BEGIN

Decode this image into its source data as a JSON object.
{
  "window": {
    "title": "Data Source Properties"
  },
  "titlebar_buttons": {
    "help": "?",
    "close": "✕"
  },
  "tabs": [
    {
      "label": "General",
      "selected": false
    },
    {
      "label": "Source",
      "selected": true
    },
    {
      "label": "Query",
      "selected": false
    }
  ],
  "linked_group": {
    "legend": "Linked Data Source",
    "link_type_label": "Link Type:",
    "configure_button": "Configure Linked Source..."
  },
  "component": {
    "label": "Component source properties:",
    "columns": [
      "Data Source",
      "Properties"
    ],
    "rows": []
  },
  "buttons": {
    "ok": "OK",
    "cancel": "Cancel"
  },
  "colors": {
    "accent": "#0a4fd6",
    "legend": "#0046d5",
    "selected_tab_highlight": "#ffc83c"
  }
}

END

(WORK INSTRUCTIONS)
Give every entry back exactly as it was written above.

(WRITTEN ANSWER)
Decode this image into its source data as a JSON object.
{
  "window": {
    "title": "Data Source Properties"
  },
  "titlebar_buttons": {
    "help": "?",
    "close": "✕"
  },
  "tabs": [
    {
      "label": "General",
      "selected": false
    },
    {
      "label": "Source",
      "selected": true
    },
    {
      "label": "Query",
      "selected": false
    }
  ],
  "linked_group": {
    "legend": "Linked Data Source",
    "link_type_label": "Link Type:",
    "configure_button": "Configure Linked Source..."
  },
  "component": {
    "label": "Component source properties:",
    "columns": [
      "Data Source",
      "Properties"
    ],
    "rows": []
  },
  "buttons": {
    "ok": "OK",
    "cancel": "Cancel"
  },
  "colors": {
    "accent": "#0a4fd6",
    "legend": "#0046d5",
    "selected_tab_highlight": "#ffc83c"
  }
}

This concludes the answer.